While in recent months Bell and Telus have been cutting wireless data rates, in what Grant believes is a preemptive strike against Rogers before begins selling Apple’s iPhone, “that’s a small competitive dynamic to what’s going to happen when we have new [wireless] entrants,” he said.
As for complaints by the incumbents of having to face more competitors, Grant said they moaned in 1994 when Clearnet and Microcell Telecommunications were allowed to buy spectrum. Meanwhile the sale of wireless devices soared.
Those two providers no longer exist, but Grant said that’s not because they weren’t competitive. Telus bought Clearnet to expand nationally, while Microcell got pushed into bankruptcy protection because it tried to raise money on the stock market right after the dot-com implosion. It was bought by Rogers.
Rather than praising Prentice, IT consultant Eamon Hoey was disgusted that only a small slice of the spectrum is being reserved for new entrants, instead of giving it all to them to really ensure competition and lower wireless rates.
“I don’t see very much for the consumer in the short term,” he said, because wireless rates may only fall in large cities. “This is a failed opportunity” by Prentice, he said. “It’s just another decision that reinforces the status quo” for Bell, Telus and Rogers, he said, who should be facing the decision “with glee.”
In making its decision, which was not unexpected, Prentice cited studies saying Canadians pay more for wireless services that people in other countries.

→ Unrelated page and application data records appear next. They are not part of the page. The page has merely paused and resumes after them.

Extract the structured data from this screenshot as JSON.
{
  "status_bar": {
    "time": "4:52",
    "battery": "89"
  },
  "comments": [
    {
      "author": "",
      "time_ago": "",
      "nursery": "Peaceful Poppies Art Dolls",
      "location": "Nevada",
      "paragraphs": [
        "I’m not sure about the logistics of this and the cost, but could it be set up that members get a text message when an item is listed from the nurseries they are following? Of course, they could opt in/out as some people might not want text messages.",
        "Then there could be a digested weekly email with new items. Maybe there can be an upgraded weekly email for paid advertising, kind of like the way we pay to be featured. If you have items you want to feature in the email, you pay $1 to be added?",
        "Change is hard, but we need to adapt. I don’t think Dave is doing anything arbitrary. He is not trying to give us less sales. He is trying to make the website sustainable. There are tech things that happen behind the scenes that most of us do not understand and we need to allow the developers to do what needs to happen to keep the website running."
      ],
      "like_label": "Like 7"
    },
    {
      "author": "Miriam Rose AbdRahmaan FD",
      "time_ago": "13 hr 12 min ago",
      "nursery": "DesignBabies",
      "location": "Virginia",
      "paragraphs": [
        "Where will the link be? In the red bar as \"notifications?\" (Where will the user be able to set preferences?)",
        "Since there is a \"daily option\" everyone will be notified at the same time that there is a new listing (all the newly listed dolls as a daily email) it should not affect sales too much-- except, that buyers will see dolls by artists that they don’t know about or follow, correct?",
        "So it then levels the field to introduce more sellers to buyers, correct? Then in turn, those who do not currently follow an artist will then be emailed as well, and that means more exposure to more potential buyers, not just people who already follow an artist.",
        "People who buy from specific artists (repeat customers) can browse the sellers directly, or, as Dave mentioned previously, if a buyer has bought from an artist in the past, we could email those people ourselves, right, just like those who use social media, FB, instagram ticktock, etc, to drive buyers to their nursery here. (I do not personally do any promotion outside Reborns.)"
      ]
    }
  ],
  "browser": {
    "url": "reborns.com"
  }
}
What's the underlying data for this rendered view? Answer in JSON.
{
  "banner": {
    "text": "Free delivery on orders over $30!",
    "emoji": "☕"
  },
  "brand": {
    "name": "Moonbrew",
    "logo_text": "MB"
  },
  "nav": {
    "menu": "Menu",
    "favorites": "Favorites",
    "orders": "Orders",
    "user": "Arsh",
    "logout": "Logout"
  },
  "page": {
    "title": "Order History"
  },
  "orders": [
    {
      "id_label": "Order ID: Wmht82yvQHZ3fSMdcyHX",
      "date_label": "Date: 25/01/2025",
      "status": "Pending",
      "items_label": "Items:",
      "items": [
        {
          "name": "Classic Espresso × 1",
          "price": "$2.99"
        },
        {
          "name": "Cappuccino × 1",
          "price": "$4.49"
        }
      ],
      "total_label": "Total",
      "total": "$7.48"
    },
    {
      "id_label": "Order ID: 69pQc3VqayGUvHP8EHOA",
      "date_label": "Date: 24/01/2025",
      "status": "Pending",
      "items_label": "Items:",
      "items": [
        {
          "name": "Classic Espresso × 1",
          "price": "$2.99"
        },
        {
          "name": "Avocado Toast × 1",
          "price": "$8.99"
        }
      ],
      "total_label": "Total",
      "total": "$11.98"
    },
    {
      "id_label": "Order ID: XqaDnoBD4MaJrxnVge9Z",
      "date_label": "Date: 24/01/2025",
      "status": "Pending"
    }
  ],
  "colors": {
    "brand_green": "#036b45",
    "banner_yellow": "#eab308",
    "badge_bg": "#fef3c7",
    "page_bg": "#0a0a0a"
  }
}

This will be the fifth spectrum auction the government has held since 1999.
“Our goals are lower prices, better service and more choice for consumers and businesses,” Prentice said.
This time the government is making available 105MHz of spectrum comprised of 90MHz for advanced services, a 10MHz extension of the band licenced 10 years ago plus 5MHz in the 1670-1675MHz band.
“Today’s announcement will not please some players in the industry,” Prentice said in prepared remarks. “But let us not forget that they already control the vast majority of spectrum for mobile services on the market today.” The will be able to bid for more spectrum “to augment their already considerable holdings,” the statement said.
The new spectrum will use the same blocks as the U.S. to make it easier for providers to offer cross-border service.
The auction will also carve up spectrum into national, regional and local tiers for those who only want to operate a local business. In addition to restricting some spectrum to new entrants, Ottawa is taking other steps to ensure the newcomers won’t be shouldered out.
Bell, Rogers and Telus will have to share their antennas and roof-top sites with the newcomers, which will substantially cut their startup costs. In addition, they’ll have to give the newcomers roaming privileges within Canada for five years while they out their new networks, which could be extended another five years if their roll-out obligations are met.
Roaming agreements – which include rates – will have to b